#### [Supplied records]
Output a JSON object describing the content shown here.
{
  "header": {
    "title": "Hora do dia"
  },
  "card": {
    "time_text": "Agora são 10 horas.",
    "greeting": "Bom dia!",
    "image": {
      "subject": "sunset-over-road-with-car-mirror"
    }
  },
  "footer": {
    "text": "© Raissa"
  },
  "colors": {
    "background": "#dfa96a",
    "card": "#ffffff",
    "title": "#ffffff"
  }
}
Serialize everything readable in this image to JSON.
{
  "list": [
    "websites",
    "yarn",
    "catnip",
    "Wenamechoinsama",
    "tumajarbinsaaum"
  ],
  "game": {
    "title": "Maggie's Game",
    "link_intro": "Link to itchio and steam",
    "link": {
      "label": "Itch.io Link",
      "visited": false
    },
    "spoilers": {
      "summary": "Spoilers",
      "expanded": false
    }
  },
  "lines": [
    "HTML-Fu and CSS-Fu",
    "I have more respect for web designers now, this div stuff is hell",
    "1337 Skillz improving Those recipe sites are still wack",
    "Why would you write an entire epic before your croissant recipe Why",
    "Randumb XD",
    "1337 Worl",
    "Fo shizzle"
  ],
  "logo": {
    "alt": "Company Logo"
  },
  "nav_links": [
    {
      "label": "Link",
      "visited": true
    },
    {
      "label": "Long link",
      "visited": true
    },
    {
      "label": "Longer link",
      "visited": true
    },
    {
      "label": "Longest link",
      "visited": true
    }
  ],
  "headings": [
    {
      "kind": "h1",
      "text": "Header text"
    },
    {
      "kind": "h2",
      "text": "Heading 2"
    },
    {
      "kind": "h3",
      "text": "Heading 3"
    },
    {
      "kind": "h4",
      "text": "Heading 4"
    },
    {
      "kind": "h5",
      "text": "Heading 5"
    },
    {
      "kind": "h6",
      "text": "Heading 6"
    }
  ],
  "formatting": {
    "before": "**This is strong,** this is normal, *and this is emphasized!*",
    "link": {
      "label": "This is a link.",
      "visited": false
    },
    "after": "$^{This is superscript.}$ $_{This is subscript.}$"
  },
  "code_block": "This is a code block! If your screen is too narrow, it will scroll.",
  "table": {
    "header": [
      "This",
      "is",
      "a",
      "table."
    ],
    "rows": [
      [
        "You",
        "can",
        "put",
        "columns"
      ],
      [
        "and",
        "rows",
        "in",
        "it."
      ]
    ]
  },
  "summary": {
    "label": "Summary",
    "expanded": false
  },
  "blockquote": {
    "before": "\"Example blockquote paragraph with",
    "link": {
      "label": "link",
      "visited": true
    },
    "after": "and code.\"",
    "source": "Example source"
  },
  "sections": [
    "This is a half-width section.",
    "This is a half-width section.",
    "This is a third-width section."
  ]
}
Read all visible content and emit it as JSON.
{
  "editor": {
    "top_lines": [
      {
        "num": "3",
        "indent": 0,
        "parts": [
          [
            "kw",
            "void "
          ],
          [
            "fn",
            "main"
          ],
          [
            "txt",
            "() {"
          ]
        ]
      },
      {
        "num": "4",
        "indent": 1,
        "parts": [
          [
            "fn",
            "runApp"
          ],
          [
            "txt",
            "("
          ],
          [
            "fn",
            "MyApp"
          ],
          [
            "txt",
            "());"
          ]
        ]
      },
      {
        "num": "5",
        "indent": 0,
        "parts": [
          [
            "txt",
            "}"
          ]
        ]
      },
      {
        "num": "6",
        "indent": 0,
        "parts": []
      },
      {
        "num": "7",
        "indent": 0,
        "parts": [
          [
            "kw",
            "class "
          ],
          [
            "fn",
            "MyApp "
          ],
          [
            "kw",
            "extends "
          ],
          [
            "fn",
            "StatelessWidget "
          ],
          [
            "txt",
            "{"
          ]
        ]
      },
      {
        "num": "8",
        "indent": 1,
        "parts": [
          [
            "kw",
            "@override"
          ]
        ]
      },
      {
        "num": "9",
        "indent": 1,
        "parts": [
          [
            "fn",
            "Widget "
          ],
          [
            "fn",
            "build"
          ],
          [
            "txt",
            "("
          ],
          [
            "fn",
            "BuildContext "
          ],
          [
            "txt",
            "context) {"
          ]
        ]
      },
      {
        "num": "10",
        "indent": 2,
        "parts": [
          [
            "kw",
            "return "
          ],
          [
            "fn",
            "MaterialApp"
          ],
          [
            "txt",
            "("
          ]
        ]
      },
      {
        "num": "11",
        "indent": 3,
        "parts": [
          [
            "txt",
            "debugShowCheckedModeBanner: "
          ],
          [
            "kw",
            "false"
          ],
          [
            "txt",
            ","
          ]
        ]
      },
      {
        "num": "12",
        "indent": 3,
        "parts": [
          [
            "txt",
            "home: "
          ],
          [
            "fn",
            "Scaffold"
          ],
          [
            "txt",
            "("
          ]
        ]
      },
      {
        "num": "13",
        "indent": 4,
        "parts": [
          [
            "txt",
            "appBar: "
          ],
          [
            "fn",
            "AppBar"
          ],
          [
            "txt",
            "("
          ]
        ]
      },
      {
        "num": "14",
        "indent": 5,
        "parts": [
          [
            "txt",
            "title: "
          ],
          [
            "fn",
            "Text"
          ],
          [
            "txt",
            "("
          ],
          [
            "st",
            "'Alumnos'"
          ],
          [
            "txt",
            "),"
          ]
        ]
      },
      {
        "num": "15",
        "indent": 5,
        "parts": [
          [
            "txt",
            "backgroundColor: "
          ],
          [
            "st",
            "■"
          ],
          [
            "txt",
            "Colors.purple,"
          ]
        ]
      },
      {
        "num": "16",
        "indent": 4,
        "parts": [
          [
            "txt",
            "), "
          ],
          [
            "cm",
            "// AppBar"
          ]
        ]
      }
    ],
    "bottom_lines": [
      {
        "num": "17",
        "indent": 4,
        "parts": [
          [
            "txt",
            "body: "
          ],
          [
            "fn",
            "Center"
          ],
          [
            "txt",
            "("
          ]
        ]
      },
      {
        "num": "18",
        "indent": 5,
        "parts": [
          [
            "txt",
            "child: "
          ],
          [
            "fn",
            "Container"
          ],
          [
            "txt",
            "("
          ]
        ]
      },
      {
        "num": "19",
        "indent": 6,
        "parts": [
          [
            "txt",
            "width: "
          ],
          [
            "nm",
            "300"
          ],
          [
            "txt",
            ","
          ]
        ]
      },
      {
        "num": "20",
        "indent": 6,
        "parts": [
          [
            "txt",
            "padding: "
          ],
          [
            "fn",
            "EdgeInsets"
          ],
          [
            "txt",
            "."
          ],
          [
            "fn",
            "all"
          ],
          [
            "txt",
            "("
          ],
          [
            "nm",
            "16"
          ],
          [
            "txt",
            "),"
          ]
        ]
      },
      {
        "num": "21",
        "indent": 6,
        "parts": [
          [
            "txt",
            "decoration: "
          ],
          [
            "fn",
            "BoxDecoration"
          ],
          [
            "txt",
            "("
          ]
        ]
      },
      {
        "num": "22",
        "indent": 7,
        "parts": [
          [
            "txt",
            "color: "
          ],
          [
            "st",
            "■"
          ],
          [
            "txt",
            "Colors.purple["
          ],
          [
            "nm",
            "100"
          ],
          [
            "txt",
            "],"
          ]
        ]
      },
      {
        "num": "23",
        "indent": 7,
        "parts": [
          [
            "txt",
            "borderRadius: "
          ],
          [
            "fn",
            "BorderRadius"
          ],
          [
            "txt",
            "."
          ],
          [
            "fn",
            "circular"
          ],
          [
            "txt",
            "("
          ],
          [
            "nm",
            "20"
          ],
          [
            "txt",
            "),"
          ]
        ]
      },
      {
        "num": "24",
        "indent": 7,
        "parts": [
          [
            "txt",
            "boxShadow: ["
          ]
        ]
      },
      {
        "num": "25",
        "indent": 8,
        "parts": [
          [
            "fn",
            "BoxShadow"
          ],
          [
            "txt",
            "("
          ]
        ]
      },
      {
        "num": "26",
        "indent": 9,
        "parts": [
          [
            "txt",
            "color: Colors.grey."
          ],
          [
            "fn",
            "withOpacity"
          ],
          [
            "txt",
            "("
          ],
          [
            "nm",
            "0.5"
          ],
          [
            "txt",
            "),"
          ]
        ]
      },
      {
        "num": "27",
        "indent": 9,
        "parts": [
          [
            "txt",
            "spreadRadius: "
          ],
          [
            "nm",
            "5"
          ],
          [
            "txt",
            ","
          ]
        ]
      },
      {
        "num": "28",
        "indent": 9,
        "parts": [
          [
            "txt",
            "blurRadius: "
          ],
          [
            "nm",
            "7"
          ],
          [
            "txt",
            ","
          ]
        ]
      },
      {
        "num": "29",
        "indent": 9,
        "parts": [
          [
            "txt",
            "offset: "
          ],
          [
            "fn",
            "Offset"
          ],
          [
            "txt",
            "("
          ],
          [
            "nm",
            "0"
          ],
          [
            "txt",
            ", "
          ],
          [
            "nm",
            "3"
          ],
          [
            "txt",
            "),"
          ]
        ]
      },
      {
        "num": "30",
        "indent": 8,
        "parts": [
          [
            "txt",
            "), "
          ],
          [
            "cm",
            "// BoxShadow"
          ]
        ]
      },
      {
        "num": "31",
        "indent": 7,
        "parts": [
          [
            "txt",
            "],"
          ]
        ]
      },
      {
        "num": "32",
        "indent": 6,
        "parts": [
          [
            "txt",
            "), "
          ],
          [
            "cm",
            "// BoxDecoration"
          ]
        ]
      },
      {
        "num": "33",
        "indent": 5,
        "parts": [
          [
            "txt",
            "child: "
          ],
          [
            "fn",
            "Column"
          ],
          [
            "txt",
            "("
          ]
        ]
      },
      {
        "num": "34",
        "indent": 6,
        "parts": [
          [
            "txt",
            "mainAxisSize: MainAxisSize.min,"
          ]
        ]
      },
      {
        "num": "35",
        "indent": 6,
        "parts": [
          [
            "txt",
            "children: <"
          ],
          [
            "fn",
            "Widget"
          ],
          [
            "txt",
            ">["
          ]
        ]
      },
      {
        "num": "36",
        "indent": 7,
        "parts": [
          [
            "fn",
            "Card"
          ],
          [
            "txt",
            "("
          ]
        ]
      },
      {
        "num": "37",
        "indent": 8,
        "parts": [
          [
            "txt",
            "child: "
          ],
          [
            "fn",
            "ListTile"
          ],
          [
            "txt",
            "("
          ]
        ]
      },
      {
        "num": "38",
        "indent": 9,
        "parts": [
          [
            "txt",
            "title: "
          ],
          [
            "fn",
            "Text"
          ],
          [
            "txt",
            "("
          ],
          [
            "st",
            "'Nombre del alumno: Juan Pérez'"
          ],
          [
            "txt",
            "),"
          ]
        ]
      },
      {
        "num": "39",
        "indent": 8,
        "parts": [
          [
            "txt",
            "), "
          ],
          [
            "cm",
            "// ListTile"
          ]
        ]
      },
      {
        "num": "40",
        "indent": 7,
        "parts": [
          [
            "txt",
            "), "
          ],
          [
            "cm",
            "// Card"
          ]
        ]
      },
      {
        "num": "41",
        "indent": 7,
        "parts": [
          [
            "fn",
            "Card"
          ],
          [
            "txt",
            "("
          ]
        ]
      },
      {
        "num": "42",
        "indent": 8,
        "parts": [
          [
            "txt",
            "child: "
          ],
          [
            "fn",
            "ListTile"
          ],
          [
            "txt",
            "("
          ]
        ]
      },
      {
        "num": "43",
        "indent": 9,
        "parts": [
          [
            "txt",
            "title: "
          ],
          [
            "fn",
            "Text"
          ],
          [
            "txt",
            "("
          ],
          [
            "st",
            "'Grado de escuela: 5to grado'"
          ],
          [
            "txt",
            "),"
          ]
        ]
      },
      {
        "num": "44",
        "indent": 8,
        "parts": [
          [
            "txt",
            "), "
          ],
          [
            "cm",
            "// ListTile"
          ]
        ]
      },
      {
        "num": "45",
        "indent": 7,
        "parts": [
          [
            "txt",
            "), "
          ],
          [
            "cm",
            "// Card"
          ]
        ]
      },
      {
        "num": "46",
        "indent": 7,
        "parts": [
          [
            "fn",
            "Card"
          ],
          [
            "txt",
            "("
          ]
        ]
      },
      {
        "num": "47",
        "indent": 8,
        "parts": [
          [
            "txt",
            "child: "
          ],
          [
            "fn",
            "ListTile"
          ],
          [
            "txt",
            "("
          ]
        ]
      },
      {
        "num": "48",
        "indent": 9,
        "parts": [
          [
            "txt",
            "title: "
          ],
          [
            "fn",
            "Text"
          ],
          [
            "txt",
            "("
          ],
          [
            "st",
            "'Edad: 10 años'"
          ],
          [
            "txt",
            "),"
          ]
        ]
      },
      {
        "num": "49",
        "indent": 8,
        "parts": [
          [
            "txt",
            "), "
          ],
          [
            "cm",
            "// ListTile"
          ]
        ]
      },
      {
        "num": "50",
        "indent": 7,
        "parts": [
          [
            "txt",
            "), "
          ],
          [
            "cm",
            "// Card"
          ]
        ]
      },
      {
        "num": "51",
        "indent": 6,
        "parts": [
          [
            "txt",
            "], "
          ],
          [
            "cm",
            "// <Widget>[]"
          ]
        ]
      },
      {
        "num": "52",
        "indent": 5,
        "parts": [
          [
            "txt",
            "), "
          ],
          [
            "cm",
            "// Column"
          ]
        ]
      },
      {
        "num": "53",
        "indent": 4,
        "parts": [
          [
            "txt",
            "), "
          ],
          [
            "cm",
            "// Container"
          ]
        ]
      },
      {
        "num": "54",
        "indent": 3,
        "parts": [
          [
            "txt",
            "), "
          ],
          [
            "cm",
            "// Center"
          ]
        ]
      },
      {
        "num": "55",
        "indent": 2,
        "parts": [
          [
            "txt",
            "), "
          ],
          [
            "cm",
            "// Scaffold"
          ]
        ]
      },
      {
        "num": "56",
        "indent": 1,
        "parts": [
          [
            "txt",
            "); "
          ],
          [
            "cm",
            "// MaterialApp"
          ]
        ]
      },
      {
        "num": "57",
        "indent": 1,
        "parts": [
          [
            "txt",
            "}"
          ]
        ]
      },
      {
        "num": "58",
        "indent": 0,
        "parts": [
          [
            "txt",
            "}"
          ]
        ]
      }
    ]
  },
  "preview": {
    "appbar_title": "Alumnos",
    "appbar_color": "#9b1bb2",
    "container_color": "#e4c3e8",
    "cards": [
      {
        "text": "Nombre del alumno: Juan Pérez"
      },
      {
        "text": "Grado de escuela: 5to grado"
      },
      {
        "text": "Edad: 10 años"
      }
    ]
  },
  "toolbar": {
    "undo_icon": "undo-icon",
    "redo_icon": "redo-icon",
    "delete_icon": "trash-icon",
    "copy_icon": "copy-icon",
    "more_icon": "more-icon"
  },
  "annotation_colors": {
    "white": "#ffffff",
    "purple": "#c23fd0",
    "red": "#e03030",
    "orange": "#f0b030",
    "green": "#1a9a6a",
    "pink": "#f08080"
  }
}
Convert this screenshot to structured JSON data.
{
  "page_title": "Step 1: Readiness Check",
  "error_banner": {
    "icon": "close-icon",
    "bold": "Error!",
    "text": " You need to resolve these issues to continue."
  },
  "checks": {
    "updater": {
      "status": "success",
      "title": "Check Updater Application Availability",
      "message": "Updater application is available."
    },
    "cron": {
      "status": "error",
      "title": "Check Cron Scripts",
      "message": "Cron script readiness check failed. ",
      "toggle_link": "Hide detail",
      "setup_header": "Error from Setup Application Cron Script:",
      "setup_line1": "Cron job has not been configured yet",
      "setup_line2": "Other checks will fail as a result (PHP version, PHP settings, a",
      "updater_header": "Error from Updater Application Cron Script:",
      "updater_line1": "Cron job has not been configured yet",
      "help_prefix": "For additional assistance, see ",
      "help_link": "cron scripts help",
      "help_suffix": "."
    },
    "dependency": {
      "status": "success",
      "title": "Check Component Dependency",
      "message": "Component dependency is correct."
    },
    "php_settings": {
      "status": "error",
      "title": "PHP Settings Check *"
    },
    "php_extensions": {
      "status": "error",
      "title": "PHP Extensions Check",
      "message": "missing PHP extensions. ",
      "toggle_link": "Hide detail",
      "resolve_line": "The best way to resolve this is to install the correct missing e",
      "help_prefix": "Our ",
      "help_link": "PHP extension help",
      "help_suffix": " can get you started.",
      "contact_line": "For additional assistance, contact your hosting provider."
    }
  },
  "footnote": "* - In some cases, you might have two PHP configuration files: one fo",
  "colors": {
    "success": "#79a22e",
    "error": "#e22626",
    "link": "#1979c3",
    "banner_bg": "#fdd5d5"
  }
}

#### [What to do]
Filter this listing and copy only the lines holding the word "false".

#### [Expected output]
      "visited": false
      "expanded": false
      "visited": false
    "expanded": false
            "false"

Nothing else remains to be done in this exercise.